Date of Review: I attended the Christmas Day Mass at 8 am with Fr. Matthew Miller presiding.
Architecture: Italianate style Cathedral completed in 1957, replacing the diocese’s previous Cathedral, Sacred Heart Cathedral. Unlike many Cathedrals built in the 1950s, this one doesn’t reek of an attempt to capture modernity (and as such was done in an architectural style not commonly used in that era of Cathedrals).
Celebrant(s): Fr. Miller had the mass and gave an excellent homily on the importance of caring for children and the family.
Congregation: Not great attendance, but that seemed typical for many of the Cathedrals in Minnesota during the pandemic.

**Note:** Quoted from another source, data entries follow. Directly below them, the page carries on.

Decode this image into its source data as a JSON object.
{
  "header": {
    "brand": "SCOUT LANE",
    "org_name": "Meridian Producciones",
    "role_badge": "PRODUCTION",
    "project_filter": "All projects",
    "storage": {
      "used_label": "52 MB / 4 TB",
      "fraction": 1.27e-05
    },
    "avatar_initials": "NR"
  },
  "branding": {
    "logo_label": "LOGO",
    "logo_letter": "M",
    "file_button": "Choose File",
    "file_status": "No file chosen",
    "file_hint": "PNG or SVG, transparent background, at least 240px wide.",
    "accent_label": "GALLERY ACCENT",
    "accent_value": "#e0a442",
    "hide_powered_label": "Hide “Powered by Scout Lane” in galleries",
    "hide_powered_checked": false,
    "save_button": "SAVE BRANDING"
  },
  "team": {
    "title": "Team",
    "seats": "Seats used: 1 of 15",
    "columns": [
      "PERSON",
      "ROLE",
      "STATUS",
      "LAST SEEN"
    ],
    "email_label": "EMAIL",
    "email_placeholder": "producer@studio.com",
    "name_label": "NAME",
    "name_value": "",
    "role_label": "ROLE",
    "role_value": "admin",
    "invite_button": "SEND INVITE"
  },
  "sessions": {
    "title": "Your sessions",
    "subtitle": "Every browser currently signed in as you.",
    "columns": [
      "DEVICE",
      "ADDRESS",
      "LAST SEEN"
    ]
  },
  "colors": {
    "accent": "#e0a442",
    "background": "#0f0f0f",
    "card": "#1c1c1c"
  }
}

Decor: Relatively standard decor – the marble on the columns was nice relative to some smaller cathedrals, which may not have included that level of decor. The pulpit was also a nice design touch, when many smaller cathedrals don’t have a pronounced pulpit, but just a lectern.

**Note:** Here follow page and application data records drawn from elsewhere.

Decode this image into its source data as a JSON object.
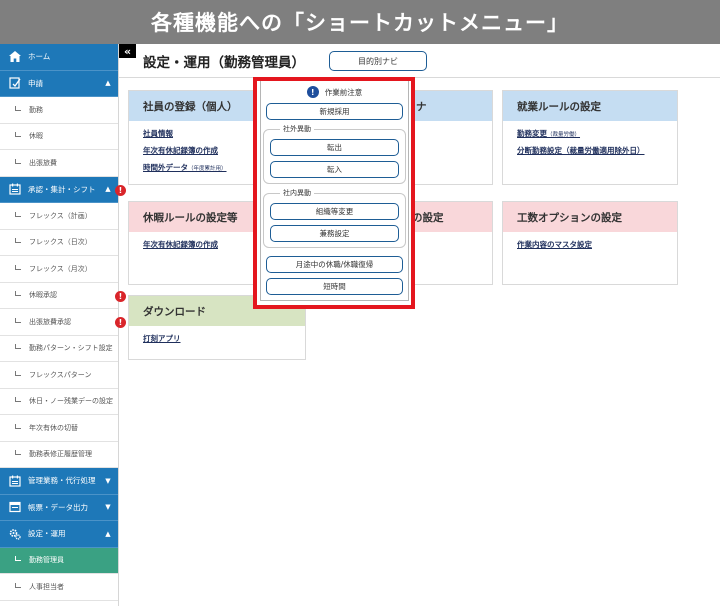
{
  "banner": {
    "title": "各種機能への「ショートカットメニュー」"
  },
  "sidebar": {
    "items": [
      {
        "kind": "head",
        "label": "ホーム",
        "icon": "home-icon",
        "chevron": ""
      },
      {
        "kind": "head",
        "label": "申請",
        "icon": "form-icon",
        "chevron": "^"
      },
      {
        "kind": "sub",
        "label": "勤務"
      },
      {
        "kind": "sub",
        "label": "休暇"
      },
      {
        "kind": "sub",
        "label": "出張旅費"
      },
      {
        "kind": "head",
        "label": "承認・集計・シフト",
        "icon": "calendar-icon",
        "chevron": "^",
        "alert": "!"
      },
      {
        "kind": "sub",
        "label": "フレックス（計画）"
      },
      {
        "kind": "sub",
        "label": "フレックス（日次）"
      },
      {
        "kind": "sub",
        "label": "フレックス（月次）"
      },
      {
        "kind": "sub",
        "label": "休暇承認",
        "alert": "!"
      },
      {
        "kind": "sub",
        "label": "出張旅費承認",
        "alert": "!"
      },
      {
        "kind": "sub",
        "label": "勤務パターン・シフト設定"
      },
      {
        "kind": "sub",
        "label": "フレックスパターン"
      },
      {
        "kind": "sub",
        "label": "休日・ノー残業デーの設定"
      },
      {
        "kind": "sub",
        "label": "年次有休の切替"
      },
      {
        "kind": "sub",
        "label": "勤務表修正履歴管理"
      },
      {
        "kind": "head",
        "label": "管理業務・代行処理",
        "icon": "calendar-icon",
        "chevron": "v"
      },
      {
        "kind": "head",
        "label": "帳票・データ出力",
        "icon": "window-icon",
        "chevron": "v"
      },
      {
        "kind": "head",
        "label": "設定・運用",
        "icon": "gear-icon",
        "chevron": "^"
      },
      {
        "kind": "sub",
        "label": "勤務管理員",
        "active": true
      },
      {
        "kind": "sub",
        "label": "人事担当者"
      }
    ]
  },
  "collapse_label": "«",
  "page": {
    "title": "設定・運用（勤務管理員）",
    "nav_button": "目的別ナビ"
  },
  "cards": {
    "employee": {
      "title": "社員の登録（個人）",
      "links": [
        {
          "text": "社員情報",
          "note": ""
        },
        {
          "text": "年次有休記録簿の作成",
          "note": ""
        },
        {
          "text": "時間外データ",
          "note": "（年度累計用）"
        }
      ]
    },
    "hidden_top": {
      "title": "ナ"
    },
    "work_rules": {
      "title": "就業ルールの設定",
      "links": [
        {
          "text": "勤務変更",
          "note": "（裁量労働）"
        },
        {
          "text": "分断勤務設定（裁量労働適用除外日）",
          "note": ""
        }
      ]
    },
    "leave_rules": {
      "title": "休暇ルールの設定等",
      "links": [
        {
          "text": "年次有休記録簿の作成",
          "note": ""
        }
      ]
    },
    "hidden_mid": {
      "title": "の設定"
    },
    "workload": {
      "title": "工数オプションの設定",
      "links": [
        {
          "text": "作業内容のマスタ設定",
          "note": ""
        }
      ]
    },
    "download": {
      "title": "ダウンロード",
      "links": [
        {
          "text": "打刻アプリ",
          "note": ""
        }
      ]
    }
  },
  "popup": {
    "notice": "作業前注意",
    "new_hire": "新規採用",
    "external_group": {
      "label": "社外異動",
      "buttons": [
        "転出",
        "転入"
      ]
    },
    "internal_group": {
      "label": "社内異動",
      "buttons": [
        "組織等変更",
        "兼務設定"
      ]
    },
    "leave_return": "月途中の休職/休職復帰",
    "short_hours": "短時間"
  },
  "colors": {
    "banner": "#7f7f7f",
    "sidebar_head": "#1e78b8",
    "sidebar_active": "#3aa183",
    "alert": "#d9252a",
    "highlight_frame": "#e4161e"
  }
}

Location: The best part of this cathedral is the location – on a hill overlooking Lake Superior. If you time it right, which I fortunately did, you arrive in the parking lot right around sunrise (which was ~750am) and can get some tremendous views. It would be nice to go back in the summer or on a less foggy day to see a different take on the below view of the lake, but this might be my favorite photo I took in 2020.
Musicians: The music was good but nothing stuck out as truly notable.

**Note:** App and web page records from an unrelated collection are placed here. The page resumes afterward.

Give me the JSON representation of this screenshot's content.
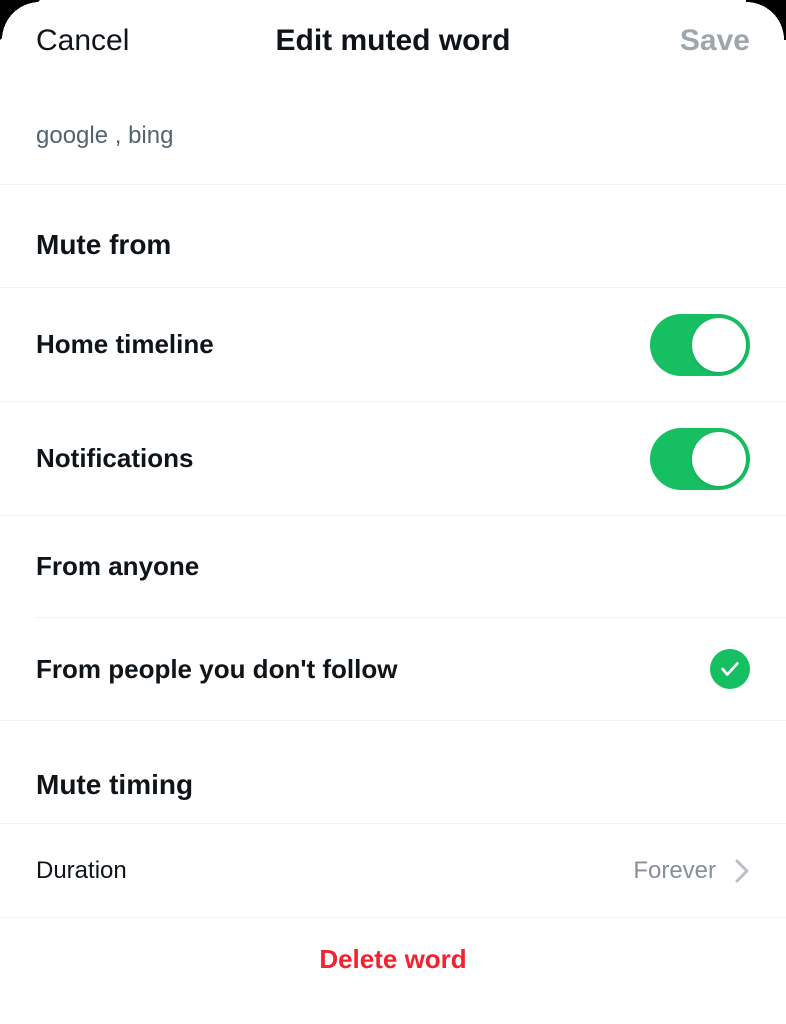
{
  "header": {
    "cancel": "Cancel",
    "title": "Edit muted word",
    "save": "Save"
  },
  "muted_word": "google , bing",
  "mute_from": {
    "heading": "Mute from",
    "home_timeline": {
      "label": "Home timeline",
      "enabled": true
    },
    "notifications": {
      "label": "Notifications",
      "enabled": true
    },
    "from_anyone": {
      "label": "From anyone",
      "selected": false
    },
    "from_not_following": {
      "label": "From people you don't follow",
      "selected": true
    }
  },
  "mute_timing": {
    "heading": "Mute timing",
    "duration": {
      "label": "Duration",
      "value": "Forever"
    }
  },
  "delete_label": "Delete word"
}
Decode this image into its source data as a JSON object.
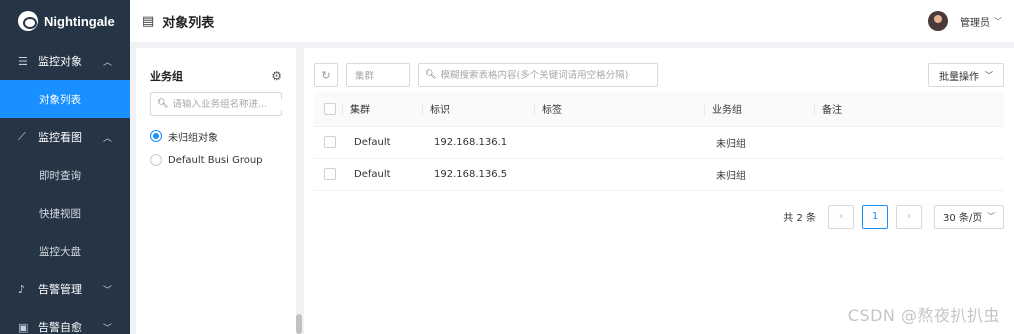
{
  "app": {
    "brand": "Nightingale"
  },
  "sidebar": {
    "groups": [
      {
        "icon": "list-icon",
        "label": "监控对象",
        "subs": [
          "对象列表"
        ]
      },
      {
        "icon": "chart-icon",
        "label": "监控看图",
        "subs": [
          "即时查询",
          "快捷视图",
          "监控大盘"
        ]
      },
      {
        "icon": "alarm-icon",
        "label": "告警管理"
      },
      {
        "icon": "self-heal-icon",
        "label": "告警自愈"
      }
    ]
  },
  "header": {
    "title": "对象列表",
    "username": "管理员"
  },
  "group_panel": {
    "title": "业务组",
    "search_placeholder": "请输入业务组名称进...",
    "options": [
      {
        "label": "未归组对象",
        "checked": true
      },
      {
        "label": "Default Busi Group",
        "checked": false
      }
    ]
  },
  "toolbar": {
    "cluster_placeholder": "集群",
    "search_placeholder": "模糊搜索表格内容(多个关键词请用空格分隔)",
    "bulk_label": "批量操作"
  },
  "table": {
    "columns": [
      "集群",
      "标识",
      "标签",
      "业务组",
      "备注"
    ],
    "rows": [
      {
        "cluster": "Default",
        "ident": "192.168.136.1",
        "tags": "",
        "group": "未归组",
        "note": ""
      },
      {
        "cluster": "Default",
        "ident": "192.168.136.5",
        "tags": "",
        "group": "未归组",
        "note": ""
      }
    ]
  },
  "pagination": {
    "total": "共 2 条",
    "current": "1",
    "page_size": "30 条/页"
  },
  "watermark": "CSDN @熬夜扒扒虫"
}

Volunteers: Volunteers were a little lacking, but some of that may be COVID protocols which limited the number of interactions. Unlike most Cathedrals where volunteers disinfected the pews afterwards, the congregants were asked to wipe down their seating area here.
Overall: Location, location, location. A great view, and a Cathedral which was done a lot better than many other 1950s era Cathedrals make this a must-stop. While I would have missed the above picture if I’d gone in the summer, I can imagine the area would be a little bit more lively and the nearby hiking trails of Gooseberry Falls would warrant a visit.